* **Material for this task**:
____
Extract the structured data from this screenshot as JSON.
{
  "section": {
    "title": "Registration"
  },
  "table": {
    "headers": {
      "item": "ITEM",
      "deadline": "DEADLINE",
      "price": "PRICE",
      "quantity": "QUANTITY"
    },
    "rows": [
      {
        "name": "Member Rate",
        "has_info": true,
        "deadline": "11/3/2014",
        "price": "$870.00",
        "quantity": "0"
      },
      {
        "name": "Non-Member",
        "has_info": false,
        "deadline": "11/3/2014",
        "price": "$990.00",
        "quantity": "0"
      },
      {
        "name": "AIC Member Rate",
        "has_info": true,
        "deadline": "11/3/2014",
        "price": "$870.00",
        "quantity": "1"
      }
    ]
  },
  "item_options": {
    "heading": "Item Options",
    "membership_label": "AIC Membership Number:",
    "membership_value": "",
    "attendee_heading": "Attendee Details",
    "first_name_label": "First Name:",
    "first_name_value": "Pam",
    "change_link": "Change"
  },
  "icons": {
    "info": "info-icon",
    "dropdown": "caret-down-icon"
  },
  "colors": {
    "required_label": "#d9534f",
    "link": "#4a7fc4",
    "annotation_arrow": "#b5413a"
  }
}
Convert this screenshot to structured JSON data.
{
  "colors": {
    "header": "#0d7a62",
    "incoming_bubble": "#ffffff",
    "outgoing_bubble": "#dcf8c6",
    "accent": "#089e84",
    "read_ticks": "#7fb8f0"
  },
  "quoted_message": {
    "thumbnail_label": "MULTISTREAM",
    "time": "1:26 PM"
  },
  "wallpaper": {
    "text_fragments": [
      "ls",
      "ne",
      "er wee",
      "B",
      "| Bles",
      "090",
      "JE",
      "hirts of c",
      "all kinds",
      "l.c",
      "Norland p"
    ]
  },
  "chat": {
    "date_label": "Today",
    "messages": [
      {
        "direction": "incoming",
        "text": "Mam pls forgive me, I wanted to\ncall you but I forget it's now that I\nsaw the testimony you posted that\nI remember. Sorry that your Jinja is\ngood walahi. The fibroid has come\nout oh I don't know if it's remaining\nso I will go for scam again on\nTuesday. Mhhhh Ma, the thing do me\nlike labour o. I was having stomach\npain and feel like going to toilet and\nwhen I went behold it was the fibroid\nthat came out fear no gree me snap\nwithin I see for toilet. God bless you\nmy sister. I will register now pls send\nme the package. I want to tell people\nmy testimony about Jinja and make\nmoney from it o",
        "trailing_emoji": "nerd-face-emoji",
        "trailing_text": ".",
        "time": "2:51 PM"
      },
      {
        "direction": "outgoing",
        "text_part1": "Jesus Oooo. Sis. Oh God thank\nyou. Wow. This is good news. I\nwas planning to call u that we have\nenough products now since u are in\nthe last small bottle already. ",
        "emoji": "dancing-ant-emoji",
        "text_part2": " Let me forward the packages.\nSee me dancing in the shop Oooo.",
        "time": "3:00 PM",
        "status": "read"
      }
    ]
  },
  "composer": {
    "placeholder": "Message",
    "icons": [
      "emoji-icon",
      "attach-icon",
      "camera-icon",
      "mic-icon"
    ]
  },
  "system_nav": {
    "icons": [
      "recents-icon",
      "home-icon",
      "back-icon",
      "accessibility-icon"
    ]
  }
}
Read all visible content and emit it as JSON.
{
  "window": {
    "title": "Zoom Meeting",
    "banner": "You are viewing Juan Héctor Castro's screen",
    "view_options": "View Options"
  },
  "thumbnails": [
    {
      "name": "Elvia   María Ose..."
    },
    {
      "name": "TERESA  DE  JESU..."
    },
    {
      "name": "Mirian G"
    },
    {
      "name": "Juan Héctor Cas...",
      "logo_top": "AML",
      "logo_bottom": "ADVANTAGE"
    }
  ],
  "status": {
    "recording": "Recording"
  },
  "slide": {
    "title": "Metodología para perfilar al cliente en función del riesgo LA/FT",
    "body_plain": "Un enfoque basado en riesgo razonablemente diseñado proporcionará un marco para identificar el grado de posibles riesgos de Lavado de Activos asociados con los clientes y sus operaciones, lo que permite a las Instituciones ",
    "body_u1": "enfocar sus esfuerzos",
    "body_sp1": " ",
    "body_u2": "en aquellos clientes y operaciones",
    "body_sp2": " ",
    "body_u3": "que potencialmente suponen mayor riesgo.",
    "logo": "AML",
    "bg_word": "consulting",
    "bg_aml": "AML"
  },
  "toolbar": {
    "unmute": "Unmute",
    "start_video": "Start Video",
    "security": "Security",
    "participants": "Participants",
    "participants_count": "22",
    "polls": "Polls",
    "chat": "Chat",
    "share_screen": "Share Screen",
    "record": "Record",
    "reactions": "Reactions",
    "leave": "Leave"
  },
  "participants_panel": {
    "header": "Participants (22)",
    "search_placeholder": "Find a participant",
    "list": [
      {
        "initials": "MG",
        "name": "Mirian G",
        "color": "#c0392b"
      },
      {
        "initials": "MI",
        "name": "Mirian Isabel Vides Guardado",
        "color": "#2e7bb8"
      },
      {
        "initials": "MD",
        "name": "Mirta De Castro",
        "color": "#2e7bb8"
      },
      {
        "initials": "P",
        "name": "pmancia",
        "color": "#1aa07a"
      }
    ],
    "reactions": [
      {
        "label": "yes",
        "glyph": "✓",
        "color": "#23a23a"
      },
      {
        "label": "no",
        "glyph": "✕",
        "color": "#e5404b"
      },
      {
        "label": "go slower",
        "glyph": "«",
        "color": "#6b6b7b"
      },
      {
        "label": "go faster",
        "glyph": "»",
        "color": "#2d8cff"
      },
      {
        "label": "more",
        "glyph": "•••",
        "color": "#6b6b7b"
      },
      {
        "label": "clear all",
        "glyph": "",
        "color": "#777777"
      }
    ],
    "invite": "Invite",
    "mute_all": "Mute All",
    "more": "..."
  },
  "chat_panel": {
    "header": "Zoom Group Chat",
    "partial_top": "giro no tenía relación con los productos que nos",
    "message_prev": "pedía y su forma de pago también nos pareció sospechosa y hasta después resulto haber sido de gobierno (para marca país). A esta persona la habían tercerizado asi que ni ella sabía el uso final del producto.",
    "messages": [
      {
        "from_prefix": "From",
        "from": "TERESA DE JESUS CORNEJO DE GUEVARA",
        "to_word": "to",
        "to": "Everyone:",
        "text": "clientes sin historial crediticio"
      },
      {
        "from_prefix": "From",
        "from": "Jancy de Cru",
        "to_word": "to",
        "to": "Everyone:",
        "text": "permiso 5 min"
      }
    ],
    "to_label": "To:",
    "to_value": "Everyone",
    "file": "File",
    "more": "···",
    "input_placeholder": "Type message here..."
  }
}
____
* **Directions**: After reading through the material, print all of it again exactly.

* **Output below**:
Extract the structured data from this screenshot as JSON.
{
  "section": {
    "title": "Registration"
  },
  "table": {
    "headers": {
      "item": "ITEM",
      "deadline": "DEADLINE",
      "price": "PRICE",
      "quantity": "QUANTITY"
    },
    "rows": [
      {
        "name": "Member Rate",
        "has_info": true,
        "deadline": "11/3/2014",
        "price": "$870.00",
        "quantity": "0"
      },
      {
        "name": "Non-Member",
        "has_info": false,
        "deadline": "11/3/2014",
        "price": "$990.00",
        "quantity": "0"
      },
      {
        "name": "AIC Member Rate",
        "has_info": true,
        "deadline": "11/3/2014",
        "price": "$870.00",
        "quantity": "1"
      }
    ]
  },
  "item_options": {
    "heading": "Item Options",
    "membership_label": "AIC Membership Number:",
    "membership_value": "",
    "attendee_heading": "Attendee Details",
    "first_name_label": "First Name:",
    "first_name_value": "Pam",
    "change_link": "Change"
  },
  "icons": {
    "info": "info-icon",
    "dropdown": "caret-down-icon"
  },
  "colors": {
    "required_label": "#d9534f",
    "link": "#4a7fc4",
    "annotation_arrow": "#b5413a"
  }
}
Convert this screenshot to structured JSON data.
{
  "colors": {
    "header": "#0d7a62",
    "incoming_bubble": "#ffffff",
    "outgoing_bubble": "#dcf8c6",
    "accent": "#089e84",
    "read_ticks": "#7fb8f0"
  },
  "quoted_message": {
    "thumbnail_label": "MULTISTREAM",
    "time": "1:26 PM"
  },
  "wallpaper": {
    "text_fragments": [
      "ls",
      "ne",
      "er wee",
      "B",
      "| Bles",
      "090",
      "JE",
      "hirts of c",
      "all kinds",
      "l.c",
      "Norland p"
    ]
  },
  "chat": {
    "date_label": "Today",
    "messages": [
      {
        "direction": "incoming",
        "text": "Mam pls forgive me, I wanted to\ncall you but I forget it's now that I\nsaw the testimony you posted that\nI remember. Sorry that your Jinja is\ngood walahi. The fibroid has come\nout oh I don't know if it's remaining\nso I will go for scam again on\nTuesday. Mhhhh Ma, the thing do me\nlike labour o. I was having stomach\npain and feel like going to toilet and\nwhen I went behold it was the fibroid\nthat came out fear no gree me snap\nwithin I see for toilet. God bless you\nmy sister. I will register now pls send\nme the package. I want to tell people\nmy testimony about Jinja and make\nmoney from it o",
        "trailing_emoji": "nerd-face-emoji",
        "trailing_text": ".",
        "time": "2:51 PM"
      },
      {
        "direction": "outgoing",
        "text_part1": "Jesus Oooo. Sis. Oh God thank\nyou. Wow. This is good news. I\nwas planning to call u that we have\nenough products now since u are in\nthe last small bottle already. ",
        "emoji": "dancing-ant-emoji",
        "text_part2": " Let me forward the packages.\nSee me dancing in the shop Oooo.",
        "time": "3:00 PM",
        "status": "read"
      }
    ]
  },
  "composer": {
    "placeholder": "Message",
    "icons": [
      "emoji-icon",
      "attach-icon",
      "camera-icon",
      "mic-icon"
    ]
  },
  "system_nav": {
    "icons": [
      "recents-icon",
      "home-icon",
      "back-icon",
      "accessibility-icon"
    ]
  }
}
Read all visible content and emit it as JSON.
{
  "window": {
    "title": "Zoom Meeting",
    "banner": "You are viewing Juan Héctor Castro's screen",
    "view_options": "View Options"
  },
  "thumbnails": [
    {
      "name": "Elvia   María Ose..."
    },
    {
      "name": "TERESA  DE  JESU..."
    },
    {
      "name": "Mirian G"
    },
    {
      "name": "Juan Héctor Cas...",
      "logo_top": "AML",
      "logo_bottom": "ADVANTAGE"
    }
  ],
  "status": {
    "recording": "Recording"
  },
  "slide": {
    "title": "Metodología para perfilar al cliente en función del riesgo LA/FT",
    "body_plain": "Un enfoque basado en riesgo razonablemente diseñado proporcionará un marco para identificar el grado de posibles riesgos de Lavado de Activos asociados con los clientes y sus operaciones, lo que permite a las Instituciones ",
    "body_u1": "enfocar sus esfuerzos",
    "body_sp1": " ",
    "body_u2": "en aquellos clientes y operaciones",
    "body_sp2": " ",
    "body_u3": "que potencialmente suponen mayor riesgo.",
    "logo": "AML",
    "bg_word": "consulting",
    "bg_aml": "AML"
  },
  "toolbar": {
    "unmute": "Unmute",
    "start_video": "Start Video",
    "security": "Security",
    "participants": "Participants",
    "participants_count": "22",
    "polls": "Polls",
    "chat": "Chat",
    "share_screen": "Share Screen",
    "record": "Record",
    "reactions": "Reactions",
    "leave": "Leave"
  },
  "participants_panel": {
    "header": "Participants (22)",
    "search_placeholder": "Find a participant",
    "list": [
      {
        "initials": "MG",
        "name": "Mirian G",
        "color": "#c0392b"
      },
      {
        "initials": "MI",
        "name": "Mirian Isabel Vides Guardado",
        "color": "#2e7bb8"
      },
      {
        "initials": "MD",
        "name": "Mirta De Castro",
        "color": "#2e7bb8"
      },
      {
        "initials": "P",
        "name": "pmancia",
        "color": "#1aa07a"
      }
    ],
    "reactions": [
      {
        "label": "yes",
        "glyph": "✓",
        "color": "#23a23a"
      },
      {
        "label": "no",
        "glyph": "✕",
        "color": "#e5404b"
      },
      {
        "label": "go slower",
        "glyph": "«",
        "color": "#6b6b7b"
      },
      {
        "label": "go faster",
        "glyph": "»",
        "color": "#2d8cff"
      },
      {
        "label": "more",
        "glyph": "•••",
        "color": "#6b6b7b"
      },
      {
        "label": "clear all",
        "glyph": "",
        "color": "#777777"
      }
    ],
    "invite": "Invite",
    "mute_all": "Mute All",
    "more": "..."
  },
  "chat_panel": {
    "header": "Zoom Group Chat",
    "partial_top": "giro no tenía relación con los productos que nos",
    "message_prev": "pedía y su forma de pago también nos pareció sospechosa y hasta después resulto haber sido de gobierno (para marca país). A esta persona la habían tercerizado asi que ni ella sabía el uso final del producto.",
    "messages": [
      {
        "from_prefix": "From",
        "from": "TERESA DE JESUS CORNEJO DE GUEVARA",
        "to_word": "to",
        "to": "Everyone:",
        "text": "clientes sin historial crediticio"
      },
      {
        "from_prefix": "From",
        "from": "Jancy de Cru",
        "to_word": "to",
        "to": "Everyone:",
        "text": "permiso 5 min"
      }
    ],
    "to_label": "To:",
    "to_value": "Everyone",
    "file": "File",
    "more": "···",
    "input_placeholder": "Type message here..."
  }
}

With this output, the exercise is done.